However, the biggest impediment to Jones getting more plate appearances is the simple fact that he’s very much a platoon player at this point in his career. Though he clobbered southpaws in 2011, he hit a mere .172/.303/.406 against right-handed pitching. That’s simply not going to hack it even for a bench player like Jones on a regular basis, especially considering that Jones hasn’t hit same side pitchers particularly well since way back in 2006. However, as recently as 2010 he was somewhat serviceable, hitting .219/.327/.453 (108 wRC+) in 226 plate appearances against RHP. That might not look like much, but consider that Raul Ibanez, whom the Yankees are counting on to be the primary designated hitter against right-handed starters, hit just .256/.307/.440 (101 wRC+) against them last season, and he’ll turn 40 years old at the beginning of June.
Maybe it’s just that I don’t have high expectations for Ibanez, but if Jones’ offseason training regimen includes getting better against right handed pitching, he just might be able to earn himself an everyday spot in the lineup bat some point. Continue reading Andruw Jones, regular DH?

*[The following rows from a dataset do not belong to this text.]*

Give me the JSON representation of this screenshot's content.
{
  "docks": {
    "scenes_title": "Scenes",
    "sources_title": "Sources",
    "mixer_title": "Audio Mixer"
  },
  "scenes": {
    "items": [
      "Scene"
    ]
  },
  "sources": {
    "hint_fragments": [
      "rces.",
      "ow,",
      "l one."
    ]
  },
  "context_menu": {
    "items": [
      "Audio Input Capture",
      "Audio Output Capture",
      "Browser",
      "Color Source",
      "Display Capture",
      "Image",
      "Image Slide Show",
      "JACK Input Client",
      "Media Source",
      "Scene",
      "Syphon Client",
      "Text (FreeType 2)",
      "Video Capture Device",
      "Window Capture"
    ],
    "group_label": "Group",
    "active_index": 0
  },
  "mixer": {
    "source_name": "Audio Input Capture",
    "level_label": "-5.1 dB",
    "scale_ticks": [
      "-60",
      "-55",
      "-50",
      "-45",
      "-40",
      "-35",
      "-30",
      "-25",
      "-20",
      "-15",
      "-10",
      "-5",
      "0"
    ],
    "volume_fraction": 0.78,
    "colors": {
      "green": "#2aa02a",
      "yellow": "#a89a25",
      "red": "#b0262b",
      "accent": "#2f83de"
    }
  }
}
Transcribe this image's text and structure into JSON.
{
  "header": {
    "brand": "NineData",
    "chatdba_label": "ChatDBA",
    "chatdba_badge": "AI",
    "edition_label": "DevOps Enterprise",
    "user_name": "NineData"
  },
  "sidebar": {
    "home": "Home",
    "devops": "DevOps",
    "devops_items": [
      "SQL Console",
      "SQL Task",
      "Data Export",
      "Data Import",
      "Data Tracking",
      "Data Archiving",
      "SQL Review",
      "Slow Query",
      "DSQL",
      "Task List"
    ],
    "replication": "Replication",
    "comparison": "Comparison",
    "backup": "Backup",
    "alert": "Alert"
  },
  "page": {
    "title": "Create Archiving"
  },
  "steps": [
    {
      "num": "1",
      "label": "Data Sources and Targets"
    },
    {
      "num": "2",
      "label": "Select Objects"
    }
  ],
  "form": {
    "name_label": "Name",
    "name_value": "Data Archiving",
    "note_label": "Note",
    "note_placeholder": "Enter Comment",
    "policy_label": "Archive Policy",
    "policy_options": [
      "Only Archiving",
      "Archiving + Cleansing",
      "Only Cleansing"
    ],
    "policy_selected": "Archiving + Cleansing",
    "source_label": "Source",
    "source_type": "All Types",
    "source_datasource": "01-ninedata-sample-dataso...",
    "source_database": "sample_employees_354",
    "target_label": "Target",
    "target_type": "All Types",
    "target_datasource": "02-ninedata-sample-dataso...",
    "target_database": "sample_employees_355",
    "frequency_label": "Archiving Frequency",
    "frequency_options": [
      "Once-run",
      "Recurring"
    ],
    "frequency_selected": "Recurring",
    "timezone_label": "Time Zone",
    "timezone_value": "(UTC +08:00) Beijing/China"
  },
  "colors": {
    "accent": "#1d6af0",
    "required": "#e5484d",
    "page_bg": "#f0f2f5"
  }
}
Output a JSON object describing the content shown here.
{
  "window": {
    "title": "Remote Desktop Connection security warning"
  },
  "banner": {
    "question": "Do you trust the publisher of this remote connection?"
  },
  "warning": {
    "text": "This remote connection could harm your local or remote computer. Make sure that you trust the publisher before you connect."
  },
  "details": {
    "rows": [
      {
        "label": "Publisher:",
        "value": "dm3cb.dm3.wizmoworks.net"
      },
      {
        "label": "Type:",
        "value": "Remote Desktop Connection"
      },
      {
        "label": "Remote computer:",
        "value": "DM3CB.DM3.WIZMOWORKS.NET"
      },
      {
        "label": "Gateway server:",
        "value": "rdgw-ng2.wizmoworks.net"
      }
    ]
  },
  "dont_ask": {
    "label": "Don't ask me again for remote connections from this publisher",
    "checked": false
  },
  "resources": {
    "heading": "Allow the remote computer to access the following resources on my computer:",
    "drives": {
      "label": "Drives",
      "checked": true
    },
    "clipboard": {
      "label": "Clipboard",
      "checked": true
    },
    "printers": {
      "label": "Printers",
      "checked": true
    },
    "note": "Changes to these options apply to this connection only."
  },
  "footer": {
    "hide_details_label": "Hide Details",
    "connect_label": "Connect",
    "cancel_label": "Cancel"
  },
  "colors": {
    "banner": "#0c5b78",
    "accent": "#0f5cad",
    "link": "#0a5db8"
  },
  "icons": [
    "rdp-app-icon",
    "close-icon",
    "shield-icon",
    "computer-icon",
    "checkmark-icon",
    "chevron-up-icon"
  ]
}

It’s become a running joke on the internet for years now that X player is “in the best shape of their life” or “is adding a changeup in spring training” or whatnot. Without much to write about in early spring training, we see a lot of these kinds of stories. While sometimes they can be meaningless or inaccurate, I’d like to offer a brief defense of these types of stories. Chad Jennings wrote this kind of post yesterday. Phil Hughes, following a disastrous season, worked his butt off over the offseason and came into camp in great shape. We’ve been Continue reading In Defense of Vague, Early Spring Training Reports